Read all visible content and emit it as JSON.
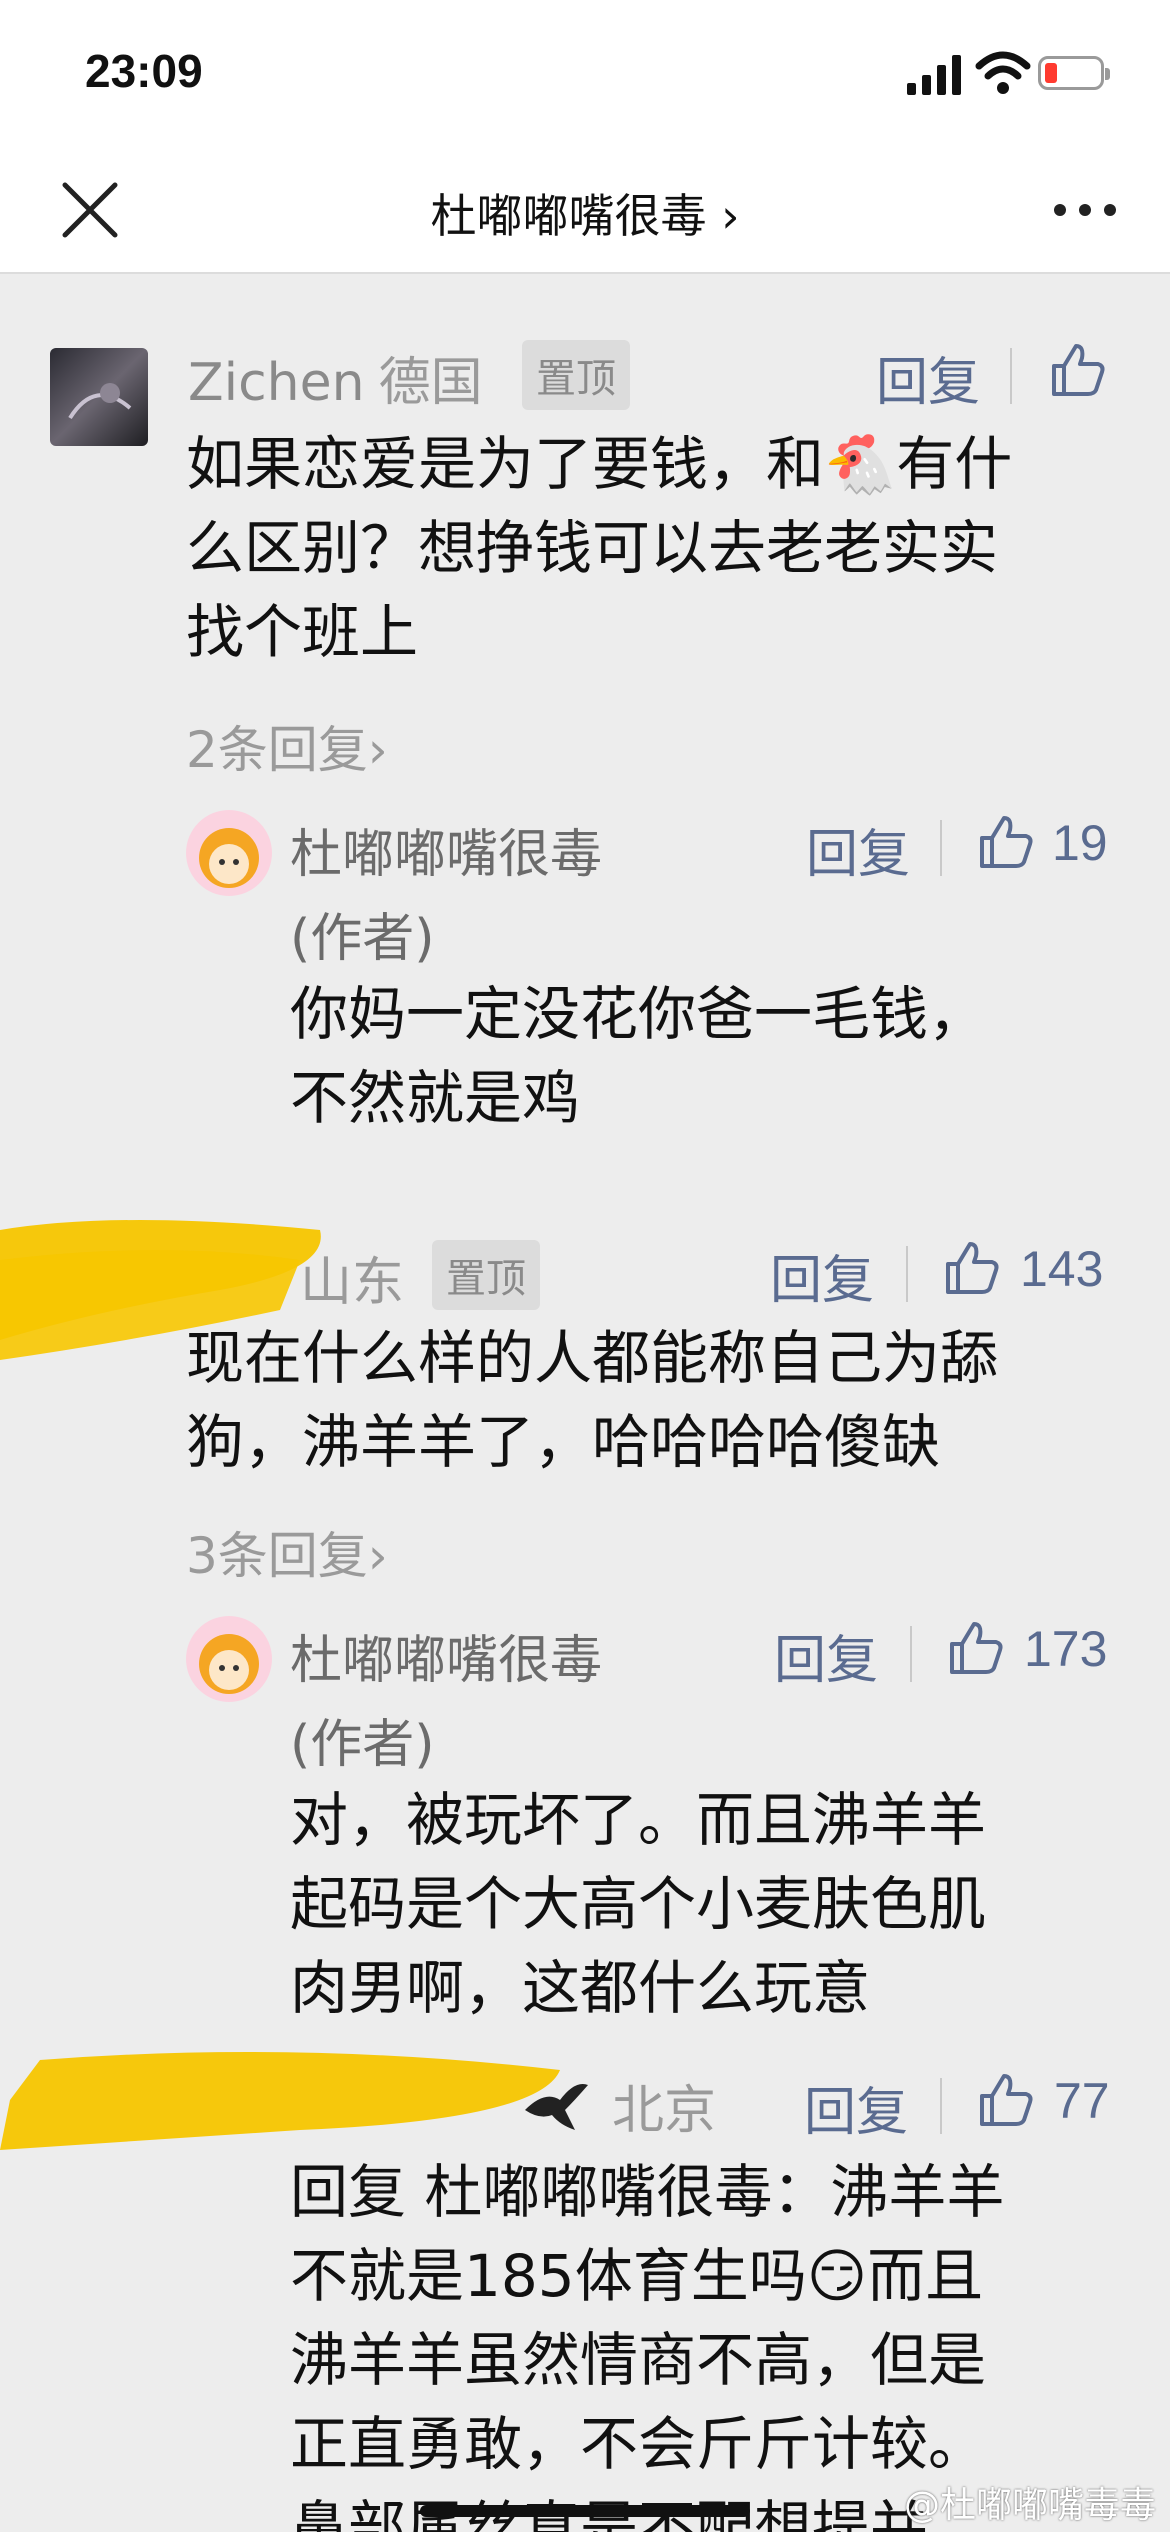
{
  "status": {
    "time": "23:09"
  },
  "nav": {
    "title": "杜嘟嘟嘴很毒 ›"
  },
  "comments": [
    {
      "name": "Zichen",
      "location": "德国",
      "pin": "置顶",
      "reply": "回复",
      "text": [
        "如果恋爱是为了要钱，和🐔有什",
        "么区别？想挣钱可以去老老实实",
        "找个班上"
      ],
      "more_replies": "2条回复›",
      "sub": {
        "name": "杜嘟嘟嘴很毒",
        "tag": "(作者)",
        "reply": "回复",
        "likes": "19",
        "text": [
          "你妈一定没花你爸一毛钱，",
          "不然就是鸡"
        ]
      }
    },
    {
      "location": "山东",
      "pin": "置顶",
      "reply": "回复",
      "likes": "143",
      "text": [
        "现在什么样的人都能称自己为舔",
        "狗，沸羊羊了，哈哈哈哈傻缺"
      ],
      "more_replies": "3条回复›",
      "sub": {
        "name": "杜嘟嘟嘴很毒",
        "tag": "(作者)",
        "reply": "回复",
        "likes": "173",
        "text": [
          "对，被玩坏了。而且沸羊羊",
          "起码是个大高个小麦肤色肌",
          "肉男啊，这都什么玩意"
        ]
      },
      "sub2": {
        "location": "北京",
        "reply": "回复",
        "likes": "77",
        "text": [
          "回复 杜嘟嘟嘴很毒：沸羊羊",
          "不就是185体育生吗😏而且",
          "沸羊羊虽然情商不高，但是",
          "正直勇敢，不会斤斤计较。",
          "鼻部属丝真是不配想提并"
        ]
      }
    }
  ],
  "watermark": "@杜嘟嘟嘴毒毒",
  "colors": {
    "accent": "#5a6b90",
    "highlight": "#f7c600"
  }
}
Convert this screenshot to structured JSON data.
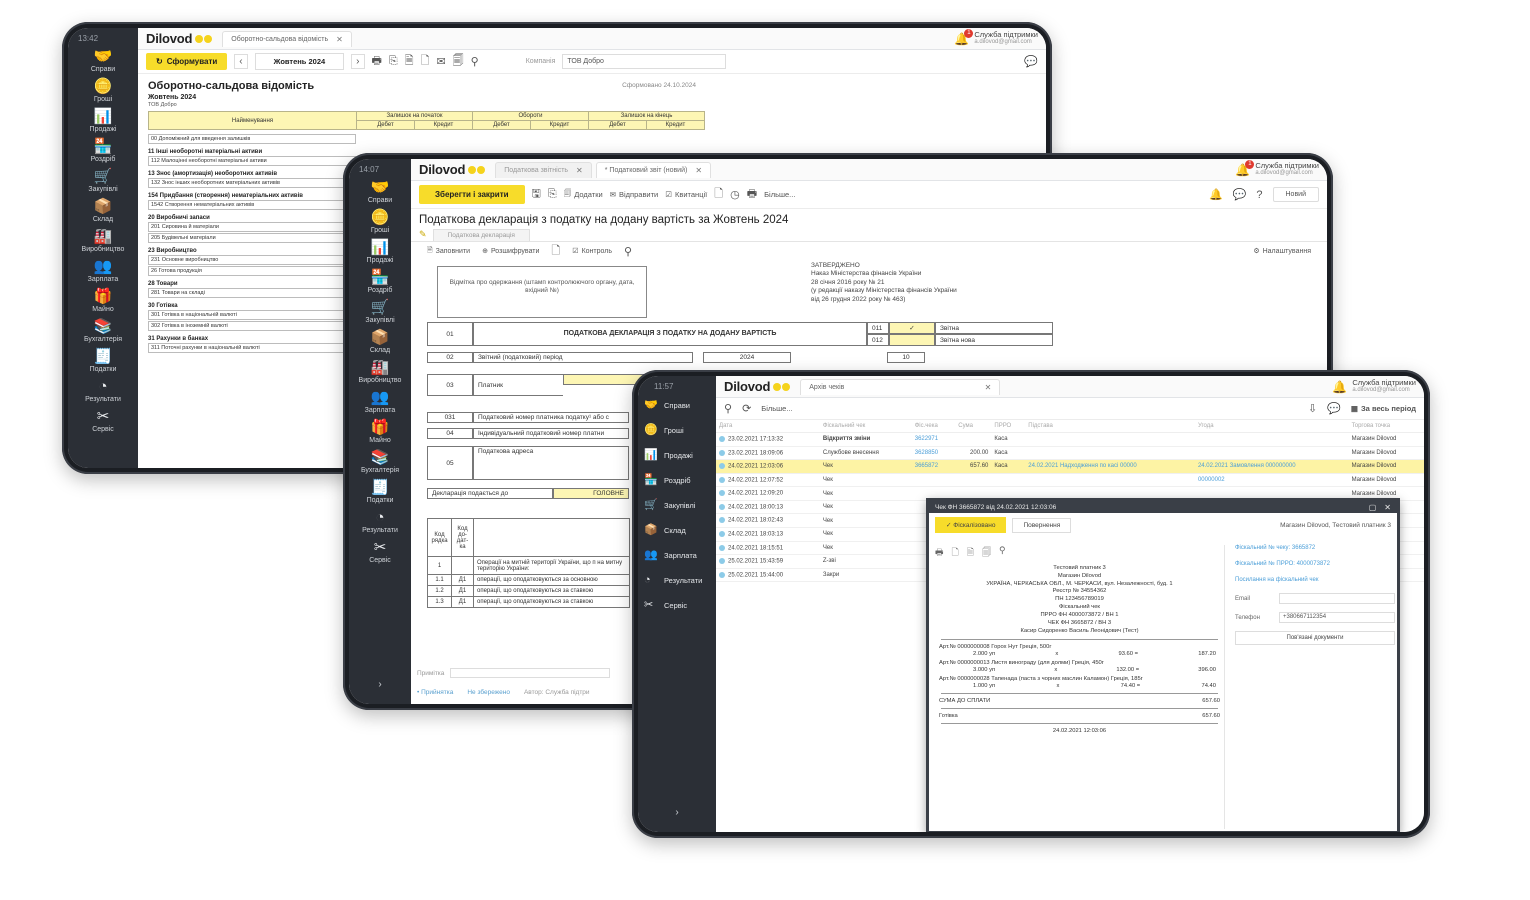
{
  "sidebar_items": [
    {
      "label": "Справи",
      "icon": "handshake-icon",
      "glyph": "🤝"
    },
    {
      "label": "Гроші",
      "icon": "coins-icon",
      "glyph": "🪙"
    },
    {
      "label": "Продажі",
      "icon": "chart-icon",
      "glyph": "📊"
    },
    {
      "label": "Роздріб",
      "icon": "register-icon",
      "glyph": "🏪"
    },
    {
      "label": "Закупівлі",
      "icon": "cart-icon",
      "glyph": "🛒"
    },
    {
      "label": "Склад",
      "icon": "boxes-icon",
      "glyph": "📦"
    },
    {
      "label": "Виробництво",
      "icon": "factory-icon",
      "glyph": "🏭"
    },
    {
      "label": "Зарплата",
      "icon": "people-icon",
      "glyph": "👥"
    },
    {
      "label": "Майно",
      "icon": "hand-box-icon",
      "glyph": "🎁"
    },
    {
      "label": "Бухгалтерія",
      "icon": "books-icon",
      "glyph": "📚"
    },
    {
      "label": "Податки",
      "icon": "stamp-icon",
      "glyph": "🧾"
    },
    {
      "label": "Результати",
      "icon": "pie-icon",
      "glyph": "◔"
    },
    {
      "label": "Сервіс",
      "icon": "tools-icon",
      "glyph": "✂"
    }
  ],
  "sidebar3_items": [
    {
      "label": "Справи"
    },
    {
      "label": "Гроші"
    },
    {
      "label": "Продажі"
    },
    {
      "label": "Роздріб"
    },
    {
      "label": "Закупівлі"
    },
    {
      "label": "Склад"
    },
    {
      "label": "Зарплата"
    },
    {
      "label": "Результати"
    },
    {
      "label": "Сервіс"
    }
  ],
  "common": {
    "logo": "Dilovod",
    "support_name": "Служба підтримки",
    "support_mail": "a.dilovod@gmail.com",
    "bell_count": "1"
  },
  "t1": {
    "time": "13:42",
    "tab": "Оборотно-сальдова відомість",
    "btn_form": "Сформувати",
    "period": "Жовтень 2024",
    "company_label": "Компанія",
    "company_value": "ТОВ Добро",
    "report_title": "Оборотно-сальдова відомість",
    "report_sub": "Жовтень 2024",
    "report_org": "ТОВ Добро",
    "formed": "Сформовано 24.10.2024",
    "headers": {
      "name": "Найменування",
      "start": "Залишок на початок",
      "turnover": "Обороти",
      "end": "Залишок на кінець",
      "debit": "Дебет",
      "credit": "Кредит"
    },
    "rows": [
      {
        "group": "",
        "items": [
          "00 Допоміжний для введення залишків"
        ]
      },
      {
        "group": "11 Інші необоротні матеріальні активи",
        "items": [
          "112 Малоцінні необоротні матеріальні активи"
        ]
      },
      {
        "group": "13 Знос (амортизація) необоротних активів",
        "items": [
          "132 Знос інших необоротних матеріальних активів"
        ]
      },
      {
        "group": "154 Придбання (створення) нематеріальних активів",
        "items": [
          "1542 Створення нематеріальних активів"
        ]
      },
      {
        "group": "20 Виробничі запаси",
        "items": [
          "201 Сировина й матеріали",
          "205 Будівельні матеріали"
        ]
      },
      {
        "group": "23 Виробництво",
        "items": [
          "231 Основне виробництво"
        ]
      },
      {
        "group": "",
        "items": [
          "26 Готова продукція"
        ]
      },
      {
        "group": "28 Товари",
        "items": [
          "281 Товари на складі"
        ]
      },
      {
        "group": "30 Готівка",
        "items": [
          "301 Готівка в національній валюті",
          "302 Готівка в іноземній валюті"
        ]
      },
      {
        "group": "31 Рахунки в банках",
        "items": [
          "311 Поточні рахунки в національній валюті"
        ]
      }
    ]
  },
  "t2": {
    "time": "14:07",
    "tab1": "Податкова звітність",
    "tab2": "* Податковий звіт (новий)",
    "btn_save": "Зберегти і закрити",
    "btn_attach": "Додатки",
    "btn_send": "Відправити",
    "btn_receipts": "Квитанції",
    "btn_more": "Більше...",
    "btn_new": "Новий",
    "doc_title": "Податкова декларація з податку на додану вартість за Жовтень 2024",
    "subtab": "Податкова декларація",
    "fill": "Заповнити",
    "decrypt": "Розшифрувати",
    "control": "Контроль",
    "settings": "Налаштування",
    "stamp_text": "Відмітка про одержання (штамп контролюючого органу, дата, вхідний №)",
    "approved": [
      "ЗАТВЕРДЖЕНО",
      "Наказ Міністерства фінансів України",
      "28 січня 2016 року № 21",
      "(у редакції наказу Міністерства фінансів України",
      "від 26 грудня 2022 року № 463)"
    ],
    "row01": "01",
    "decl_title": "ПОДАТКОВА ДЕКЛАРАЦІЯ З ПОДАТКУ НА ДОДАНУ ВАРТІСТЬ",
    "code011": "011",
    "code012": "012",
    "check": "✓",
    "report": "Звітна",
    "report_new": "Звітна нова",
    "row02": "02",
    "period_label": "Звітний (податковий) період",
    "year": "2024",
    "month": "10",
    "row03": "03",
    "payer": "Платник",
    "row031": "031",
    "tax_no": "Податковий номер платника податку¹ або с",
    "row04": "04",
    "ipn": "Індивідуальний податковий номер платни",
    "row05": "05",
    "address": "Податкова адреса",
    "submitted_to": "Декларація подається до",
    "main_office": "ГОЛОВНЕ",
    "code_row": "Код рядка",
    "code_dt": "Код до-дат-ка",
    "ops1": "Операції на митній території України, що п на митну територію України:",
    "ops2": "операції, що оподатковуються за основною",
    "ops3": "операції, що оподатковуються за ставкою",
    "ops4": "операції, що оподатковуються за ставкою",
    "r1": "1",
    "r11": "1.1",
    "r12": "1.2",
    "r13": "1.3",
    "d1": "Д1",
    "note": "Примітка",
    "s_accept": "• Прийнятка",
    "s_saved": "Не збережено",
    "s_author": "Автор: Служба підтри"
  },
  "t3": {
    "time": "11:57",
    "tab": "Архів чеків",
    "more": "Більше...",
    "period": "За весь період",
    "cols": [
      "Дата",
      "Фіскальний чек",
      "Фіс.чека",
      "Сума",
      "ПРРО",
      "Підстава",
      "Угода",
      "Торгова точка"
    ],
    "rows": [
      {
        "date": "23.02.2021 17:13:32",
        "type": "Відкриття зміни",
        "num": "3622971",
        "sum": "",
        "prro": "Каса",
        "base": "",
        "deal": "",
        "shop": "Магазин Dilovod",
        "bold": true
      },
      {
        "date": "23.02.2021 18:09:06",
        "type": "Службове внесення",
        "num": "3628850",
        "sum": "200.00",
        "prro": "Каса",
        "base": "",
        "deal": "",
        "shop": "Магазин Dilovod"
      },
      {
        "date": "24.02.2021 12:03:06",
        "type": "Чек",
        "num": "3665872",
        "sum": "657.60",
        "prro": "Каса",
        "base": "24.02.2021 Надходження по касі 00000",
        "deal": "24.02.2021 Замовлення 000000000",
        "shop": "Магазин Dilovod",
        "sel": true
      },
      {
        "date": "24.02.2021 12:07:52",
        "type": "Чек",
        "num": "",
        "sum": "",
        "prro": "",
        "base": "",
        "deal": "00000002",
        "shop": "Магазин Dilovod"
      },
      {
        "date": "24.02.2021 12:09:20",
        "type": "Чек",
        "num": "",
        "sum": "",
        "prro": "",
        "base": "",
        "deal": "",
        "shop": "Магазин Dilovod"
      },
      {
        "date": "24.02.2021 18:00:13",
        "type": "Чек",
        "num": "",
        "sum": "",
        "prro": "",
        "base": "",
        "deal": "",
        "shop": "Магазин Dilovod"
      },
      {
        "date": "24.02.2021 18:02:43",
        "type": "Чек",
        "num": "",
        "sum": "",
        "prro": "",
        "base": "",
        "deal": "",
        "shop": "Магазин Dilovod"
      },
      {
        "date": "24.02.2021 18:03:13",
        "type": "Чек",
        "num": "",
        "sum": "",
        "prro": "",
        "base": "",
        "deal": "",
        "shop": "Магазин Dilovod"
      },
      {
        "date": "24.02.2021 18:15:51",
        "type": "Чек",
        "num": "",
        "sum": "",
        "prro": "",
        "base": "",
        "deal": "",
        "shop": "Магазин Dilovod"
      },
      {
        "date": "25.02.2021 15:43:59",
        "type": "Z-зві",
        "num": "",
        "sum": "",
        "prro": "",
        "base": "",
        "deal": "",
        "shop": "Магазин Dilovod"
      },
      {
        "date": "25.02.2021 15:44:00",
        "type": "Закри",
        "num": "",
        "sum": "",
        "prro": "",
        "base": "",
        "deal": "",
        "shop": "Магазин Dilovod"
      }
    ],
    "modal": {
      "title": "Чек ФН 3665872 від 24.02.2021 12:03:06",
      "tab_fiscal": "Фіскалізовано",
      "tab_return": "Повернення",
      "shop": "Магазин Dilovod, Тестовий платник 3",
      "receipt_head": [
        "Тестовий платник 3",
        "Магазин Dilovod",
        "УКРАЇНА, ЧЕРКАСЬКА ОБЛ., М. ЧЕРКАСИ, вул. Незалежності, буд. 1",
        "Реєстр № 34554362",
        "ПН 123456789019",
        "Фіскальний чек",
        "ПРРО ФН 4000073872 / ВН 1",
        "ЧЕК ФН 3665872 / ВН 3",
        "Касир Сидоренко Василь Леонідович (Тест)"
      ],
      "items": [
        {
          "name": "Арт.№ 0000000008 Горох Нут Греція, 500г",
          "qty": "2.000 уп",
          "x": "x",
          "price": "93.60 =",
          "sum": "187.20"
        },
        {
          "name": "Арт.№ 0000000013 Листя винограду (для долми) Греція, 450г",
          "qty": "3.000 уп",
          "x": "x",
          "price": "132.00 =",
          "sum": "396.00"
        },
        {
          "name": "Арт.№ 0000000028 Тапенада (паста з чорних маслин Каламон) Греція, 185г",
          "qty": "1.000 уп",
          "x": "x",
          "price": "74.40 =",
          "sum": "74.40"
        }
      ],
      "total_label": "СУМА ДО СПЛАТИ",
      "total": "657.60",
      "cash_label": "Готівка",
      "cash": "657.60",
      "footer_date": "24.02.2021 12:03:06",
      "link1": "Фіскальний № чеку: 3665872",
      "link2": "Фіскальний № ПРРО: 4000073872",
      "link3": "Посилання на фіскальний чек",
      "email_label": "Email",
      "phone_label": "Телефон",
      "phone_value": "+380667112354",
      "btn_docs": "Пов'язані документи"
    }
  }
}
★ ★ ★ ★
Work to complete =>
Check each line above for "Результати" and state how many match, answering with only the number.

Task output =>
2